Students, faculty reclaim what it means to be disabled at Disability as Diversity discussion

Bithia Dantoumda

The perpetuation of the idea that disabilities are always visible needs to change, said a UT employee said during an on-campus panel Thursday. 

During the Disability as Diversity discussion, four panelists discussed reclaiming the word “disability” and shared their experiences with disabilities being taken seriously in school and the workplace. 

Amie Jean, student body vice president and panelist, said she first got formally involved in the Disability Advocacy Student Coalition during her junior year. She said she related her experience of being disabled to her experience as a black student.

“(The coalition) has students who (understand) how to speak about their disability to professors and to professionals and just getting that experience with them was instrumental to (thinking that) I could do something that I wanted to do,” finance senior Jean said.

Coalition president Emeline LaKrout, who is blind, said she struggled during her first year at the University before her visual impairment was recognized. Marketing senior LaKrout said she brought her personal experiences to a leadership role as president.

A few dozen people attended the event, which was hosted by Services for Students with Disabilities and the Texas Center for Disability Studies. Emily Shryock, assistant director of Services for Students with Disabilities, said students and the University should realize that disability is not always displayed in expected ways, but all disabilities are still valid and should be acknowledged.

“We usually do a speaker series every October for Disability Awareness Month,” said Nichole Winges, an adjunct assistant professor at the Texas Center for Disability Studies. “To just kind of blow that up, we decided to have one event every month, a different place every time, and include people that have not been included before.”

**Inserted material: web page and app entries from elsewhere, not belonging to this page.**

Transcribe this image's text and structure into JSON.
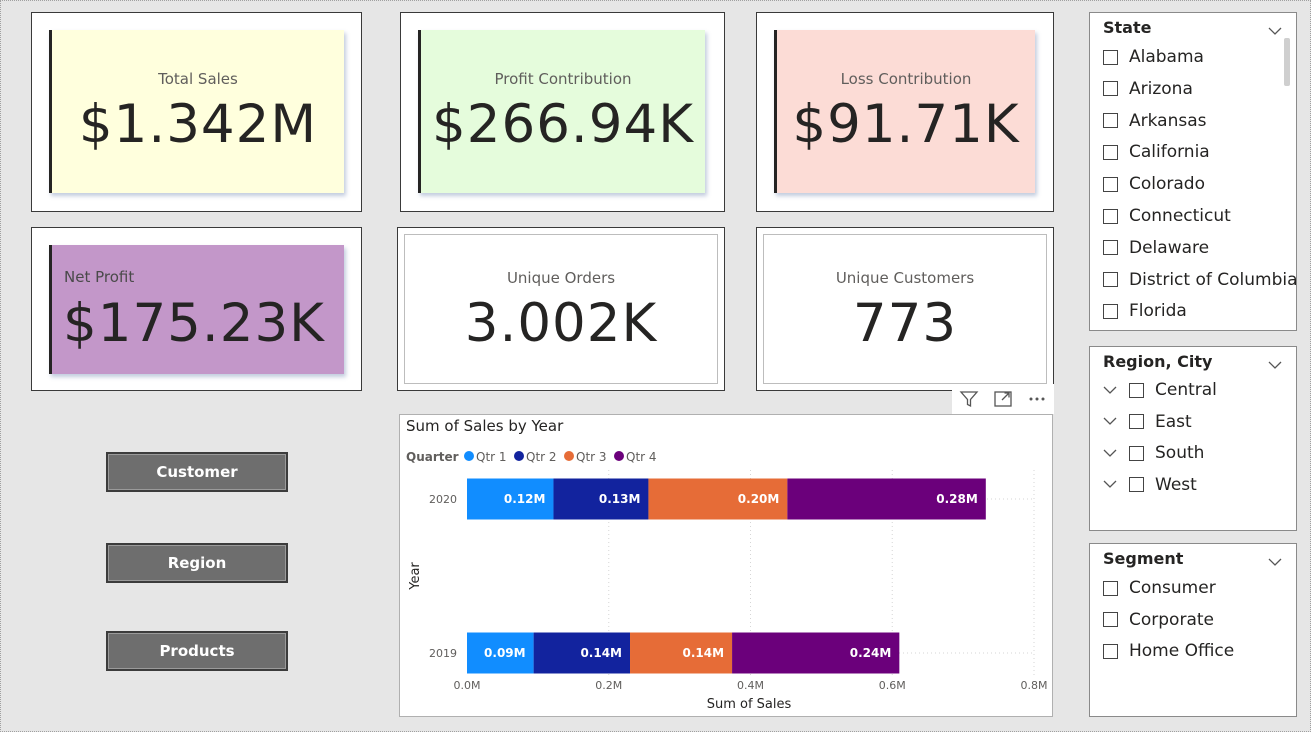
{
  "kpis": {
    "total_sales": {
      "label": "Total Sales",
      "value": "$1.342M",
      "color": "#ffffdd"
    },
    "profit_contribution": {
      "label": "Profit Contribution",
      "value": "$266.94K",
      "color": "#e5fcdc"
    },
    "loss_contribution": {
      "label": "Loss Contribution",
      "value": "$91.71K",
      "color": "#fcdcd6"
    },
    "net_profit": {
      "label": "Net Profit",
      "value": "$175.23K",
      "color": "#c397c9"
    },
    "unique_orders": {
      "label": "Unique Orders",
      "value": "3.002K"
    },
    "unique_customers": {
      "label": "Unique Customers",
      "value": "773"
    }
  },
  "nav": {
    "customer": "Customer",
    "region": "Region",
    "products": "Products"
  },
  "chart_toolbar": {
    "icons": [
      "filter-icon",
      "focus-mode-icon",
      "more-options-icon"
    ]
  },
  "chart_data": {
    "type": "bar",
    "orientation": "horizontal",
    "stacked": true,
    "title": "Sum of Sales by Year",
    "xlabel": "Sum of Sales",
    "ylabel": "Year",
    "legend_title": "Quarter",
    "legend_position": "top-left",
    "categories": [
      "2020",
      "2019"
    ],
    "xlim": [
      0,
      0.8
    ],
    "x_ticks": [
      "0.0M",
      "0.2M",
      "0.4M",
      "0.6M",
      "0.8M"
    ],
    "grid": true,
    "series": [
      {
        "name": "Qtr 1",
        "color": "#118dff",
        "values": [
          0.122,
          0.094
        ],
        "labels": [
          "0.12M",
          "0.09M"
        ]
      },
      {
        "name": "Qtr 2",
        "color": "#12239e",
        "values": [
          0.134,
          0.136
        ],
        "labels": [
          "0.13M",
          "0.14M"
        ]
      },
      {
        "name": "Qtr 3",
        "color": "#e66c37",
        "values": [
          0.196,
          0.144
        ],
        "labels": [
          "0.20M",
          "0.14M"
        ]
      },
      {
        "name": "Qtr 4",
        "color": "#6b007b",
        "values": [
          0.28,
          0.236
        ],
        "labels": [
          "0.28M",
          "0.24M"
        ]
      }
    ]
  },
  "slicers": {
    "state": {
      "title": "State",
      "items": [
        "Alabama",
        "Arizona",
        "Arkansas",
        "California",
        "Colorado",
        "Connecticut",
        "Delaware",
        "District of Columbia",
        "Florida"
      ]
    },
    "region_city": {
      "title": "Region, City",
      "items": [
        "Central",
        "East",
        "South",
        "West"
      ]
    },
    "segment": {
      "title": "Segment",
      "items": [
        "Consumer",
        "Corporate",
        "Home Office"
      ]
    }
  }
}
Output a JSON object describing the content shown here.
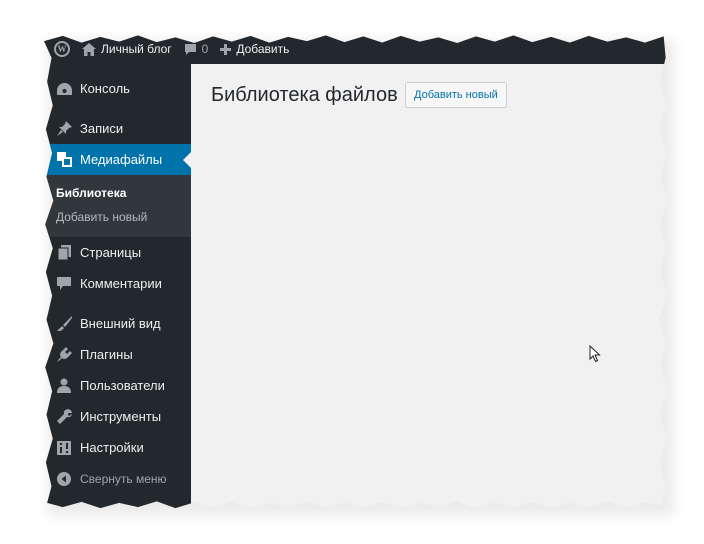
{
  "admin_bar": {
    "site_name": "Личный блог",
    "comments_count": "0",
    "new_label": "Добавить"
  },
  "sidebar": {
    "items": [
      {
        "label": "Консоль",
        "icon": "dashboard-icon"
      },
      {
        "label": "Записи",
        "icon": "pin-icon"
      },
      {
        "label": "Медиафайлы",
        "icon": "media-icon",
        "current": true
      },
      {
        "label": "Страницы",
        "icon": "pages-icon"
      },
      {
        "label": "Комментарии",
        "icon": "comment-icon"
      },
      {
        "label": "Внешний вид",
        "icon": "brush-icon"
      },
      {
        "label": "Плагины",
        "icon": "plugin-icon"
      },
      {
        "label": "Пользователи",
        "icon": "users-icon"
      },
      {
        "label": "Инструменты",
        "icon": "wrench-icon"
      },
      {
        "label": "Настройки",
        "icon": "settings-icon"
      }
    ],
    "submenu": [
      {
        "label": "Библиотека",
        "active": true
      },
      {
        "label": "Добавить новый",
        "active": false
      }
    ],
    "collapse_label": "Свернуть меню"
  },
  "main": {
    "title": "Библиотека файлов",
    "add_new_label": "Добавить новый"
  },
  "colors": {
    "admin_bar": "#23282d",
    "accent": "#0073aa",
    "content_bg": "#f1f1f1"
  }
}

Caroline Graves, the Student Government Disability and Inclusion Agency director, said she was the only physically impaired student at her high school. She said she hopes there will be more conversations confronting other peoples’ perspectives to create an inclusive environment.

“Coming to UT, I was able to interact with other people with disabilities for the first time, and that was really cool to see that advocacy element,” said Graves, a government and public relations senior. “It’s definitely been a journey with its ups and downs in terms of getting accommodations … but I’m really lucky that I’ve been able to find a community at UT.”